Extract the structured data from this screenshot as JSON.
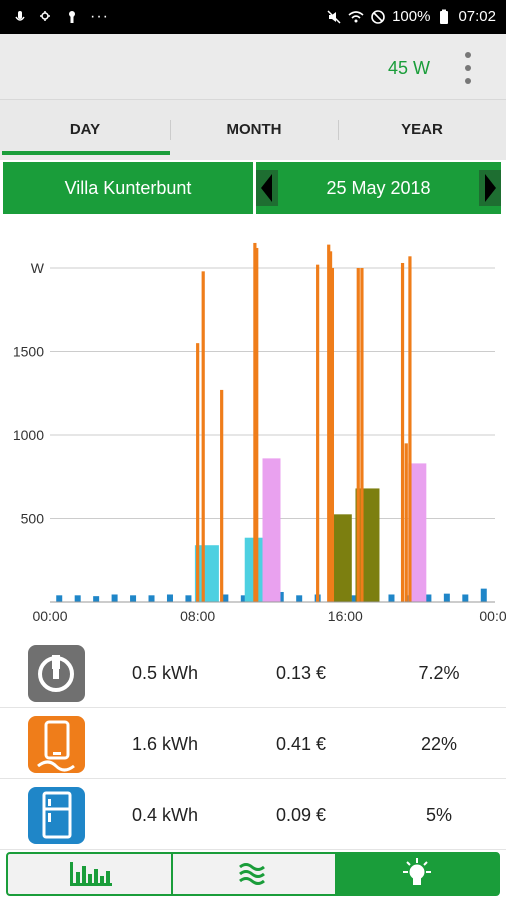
{
  "status_bar": {
    "battery": "100%",
    "time": "07:02"
  },
  "header": {
    "power": "45 W"
  },
  "tabs": [
    {
      "label": "DAY"
    },
    {
      "label": "MONTH"
    },
    {
      "label": "YEAR"
    }
  ],
  "selector": {
    "location": "Villa Kunterbunt",
    "date": "25 May 2018"
  },
  "chart_data": {
    "type": "bar",
    "ylabel": "W",
    "ylim": [
      0,
      2000
    ],
    "yticks": [
      "500",
      "1000",
      "1500",
      "W"
    ],
    "xticks": [
      "00:00",
      "08:00",
      "16:00",
      "00:0"
    ],
    "grid": true,
    "series": [
      {
        "values": [
          [
            8.0,
            1550
          ],
          [
            8.3,
            1980
          ],
          [
            9.3,
            1270
          ],
          [
            11.1,
            2150
          ],
          [
            11.2,
            2120
          ],
          [
            14.5,
            2020
          ],
          [
            15.1,
            2140
          ],
          [
            15.2,
            2100
          ],
          [
            15.3,
            2000
          ],
          [
            16.7,
            2000
          ],
          [
            16.9,
            2000
          ],
          [
            19.1,
            2030
          ],
          [
            19.3,
            950
          ],
          [
            19.5,
            2070
          ]
        ],
        "color": "#ef7d1a"
      },
      {
        "values": [
          [
            8.5,
            340
          ],
          [
            11.2,
            385
          ]
        ],
        "color": "#4dd0e1"
      },
      {
        "values": [
          [
            12.0,
            860
          ],
          [
            19.9,
            830
          ]
        ],
        "color": "#e9a1ef"
      },
      {
        "values": [
          [
            15.7,
            525
          ],
          [
            17.2,
            680
          ]
        ],
        "color": "#7c7f10"
      },
      {
        "values": [
          40,
          40,
          35,
          45,
          40,
          40,
          45,
          40,
          50,
          45,
          40,
          45,
          60,
          40,
          45,
          35,
          40,
          50,
          45,
          40,
          45,
          50,
          45,
          80
        ],
        "color": "#1f86c8"
      }
    ]
  },
  "rows": [
    {
      "icon": "plug-icon",
      "kwh": "0.5 kWh",
      "cost": "0.13 €",
      "pct": "7.2%",
      "color": "#707070"
    },
    {
      "icon": "boiler-icon",
      "kwh": "1.6 kWh",
      "cost": "0.41 €",
      "pct": "22%",
      "color": "#ef7d1a"
    },
    {
      "icon": "fridge-icon",
      "kwh": "0.4 kWh",
      "cost": "0.09 €",
      "pct": "5%",
      "color": "#1f86c8"
    }
  ],
  "bottom_nav": [
    {
      "icon": "bar-chart-icon"
    },
    {
      "icon": "wave-icon"
    },
    {
      "icon": "lightbulb-icon"
    }
  ]
}
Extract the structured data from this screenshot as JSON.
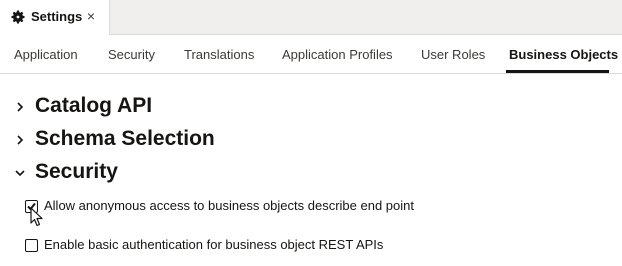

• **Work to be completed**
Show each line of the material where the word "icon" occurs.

• **Task output**
      "icon": "plug-icon",
      "icon": "boiler-icon",
      "icon": "fridge-icon",
      "icon": "bar-chart-icon"
      "icon": "wave-icon"
      "icon": "lightbulb-icon"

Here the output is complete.